USA: The show trial begins. Five former secret detainees arraigned at Guantánamo, 6 June 2008, http://www.amnesty.org/en/library/info/AMR51/056/2008/en.
USA: Way of life, way of death: Capital charges referred against five former secret detainees, 20 May 2008, http://www.amnesty.org/en/library/info/AMR51/041/2008/en.
USA: Another CIA detainee facing death penalty trial by military commission, 2 April 2008, http://www.amnesty.org/en/library/info/AMR51/027/2008/en.
USA: Impunity and injustice in the ‘war on terror’: From torture in secret detention to execution after unfair trial? 12 February 2008, http://www.amnesty.org/en/library/info/AMR51/012/2008/en.
USA: Law and executive disorder: President gives green light to secret detention program, August 2007, http://www.amnesty.org/en/library/info/AMR51/135/2007/en.
USA: Justice delayed and justice denied? Trials under the Military Commissions Act, March 2007, http://www.amnesty.org/en/library/info/AMR51/044/2007/en

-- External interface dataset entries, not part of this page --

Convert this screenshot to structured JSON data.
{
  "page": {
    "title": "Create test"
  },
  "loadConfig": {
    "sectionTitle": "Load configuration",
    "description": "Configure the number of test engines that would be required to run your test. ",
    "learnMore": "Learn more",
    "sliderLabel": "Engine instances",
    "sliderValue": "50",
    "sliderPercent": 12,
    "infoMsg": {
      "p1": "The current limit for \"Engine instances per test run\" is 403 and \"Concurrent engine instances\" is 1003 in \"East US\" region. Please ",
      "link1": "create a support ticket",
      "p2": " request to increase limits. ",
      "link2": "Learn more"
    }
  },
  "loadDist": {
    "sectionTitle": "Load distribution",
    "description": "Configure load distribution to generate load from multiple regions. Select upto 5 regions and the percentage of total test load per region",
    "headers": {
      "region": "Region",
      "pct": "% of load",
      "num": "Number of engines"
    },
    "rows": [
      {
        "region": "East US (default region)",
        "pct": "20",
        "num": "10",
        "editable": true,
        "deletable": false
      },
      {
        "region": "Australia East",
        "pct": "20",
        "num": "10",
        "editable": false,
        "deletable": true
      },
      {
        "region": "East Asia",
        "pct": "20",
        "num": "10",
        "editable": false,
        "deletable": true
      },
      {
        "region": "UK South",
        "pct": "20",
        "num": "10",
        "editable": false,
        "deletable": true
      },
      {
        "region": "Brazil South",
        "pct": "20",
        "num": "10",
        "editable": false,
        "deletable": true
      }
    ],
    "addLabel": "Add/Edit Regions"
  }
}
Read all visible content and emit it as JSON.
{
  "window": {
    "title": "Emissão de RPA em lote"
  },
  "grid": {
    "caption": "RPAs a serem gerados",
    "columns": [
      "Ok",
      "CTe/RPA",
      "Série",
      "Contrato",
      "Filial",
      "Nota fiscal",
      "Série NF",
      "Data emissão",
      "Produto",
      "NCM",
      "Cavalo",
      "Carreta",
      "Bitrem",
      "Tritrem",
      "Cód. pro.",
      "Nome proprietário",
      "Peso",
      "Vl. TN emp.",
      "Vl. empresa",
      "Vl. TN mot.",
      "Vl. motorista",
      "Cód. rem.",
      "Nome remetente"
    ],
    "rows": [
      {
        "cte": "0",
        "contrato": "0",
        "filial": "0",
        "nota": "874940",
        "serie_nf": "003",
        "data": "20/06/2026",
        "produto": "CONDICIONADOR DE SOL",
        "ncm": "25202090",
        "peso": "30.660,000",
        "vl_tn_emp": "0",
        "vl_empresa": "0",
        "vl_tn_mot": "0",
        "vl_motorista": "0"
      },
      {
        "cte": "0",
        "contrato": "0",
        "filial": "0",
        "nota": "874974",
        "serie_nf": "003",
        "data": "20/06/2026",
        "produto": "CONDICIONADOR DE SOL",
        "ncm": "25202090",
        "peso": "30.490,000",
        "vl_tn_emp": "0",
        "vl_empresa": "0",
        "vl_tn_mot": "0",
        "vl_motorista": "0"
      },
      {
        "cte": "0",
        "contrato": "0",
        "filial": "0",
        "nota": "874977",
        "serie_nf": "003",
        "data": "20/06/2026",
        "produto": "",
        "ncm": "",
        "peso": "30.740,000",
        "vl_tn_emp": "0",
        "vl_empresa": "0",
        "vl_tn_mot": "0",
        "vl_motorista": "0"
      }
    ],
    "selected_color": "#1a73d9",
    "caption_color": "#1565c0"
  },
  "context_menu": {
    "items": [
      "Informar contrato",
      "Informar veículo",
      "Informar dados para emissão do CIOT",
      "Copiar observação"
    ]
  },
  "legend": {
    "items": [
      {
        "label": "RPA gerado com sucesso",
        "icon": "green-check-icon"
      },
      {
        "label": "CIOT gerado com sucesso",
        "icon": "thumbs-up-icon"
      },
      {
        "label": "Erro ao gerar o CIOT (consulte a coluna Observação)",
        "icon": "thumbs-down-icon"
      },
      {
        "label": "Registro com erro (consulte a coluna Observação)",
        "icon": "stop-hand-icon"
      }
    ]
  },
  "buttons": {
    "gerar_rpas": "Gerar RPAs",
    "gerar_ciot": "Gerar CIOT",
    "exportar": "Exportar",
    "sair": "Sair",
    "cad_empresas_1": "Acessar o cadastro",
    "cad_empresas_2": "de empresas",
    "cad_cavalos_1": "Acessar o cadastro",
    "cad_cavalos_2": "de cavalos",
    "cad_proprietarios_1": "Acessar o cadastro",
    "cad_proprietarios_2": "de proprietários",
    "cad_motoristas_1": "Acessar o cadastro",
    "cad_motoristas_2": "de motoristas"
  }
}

1 Under Rule 506 of the military commissions, “The accused may expressly waive the right to be represented by counsel and may thereafter conduct the defense personally. Such waiver shall be accepted by the military judge only if the military judge finds that the accused is competent to understand the disadvantages of self-representation and that the waiver is voluntary and understanding. The military judge may require that a defense counsel remain present even if the accused waives counsel and conducts the defense personally. The right of the accused to conduct the defense personally may be revoked if the accused is disruptive or fails to follow basic rules of decorum and procedure.”
2 Rule 506 of the military commission rules states: “The accused has the right to be represented before a military commission by civilian counsel if provided at no expense to the Government, and by the detailed [military] defense counsel. The accused is not entitled to be represented by more than one military counsel.” Under this rule, “Subject to the discretion of the military judge, and such regulations as the Secretary of Defense may prescribe, the accused may have present and seated at the counsel table for purpose of consultation persons not qualified to serve as counsel under [rule] 502.”
AI Index: AMR 51/076/2008 Amnesty International 10 July 2008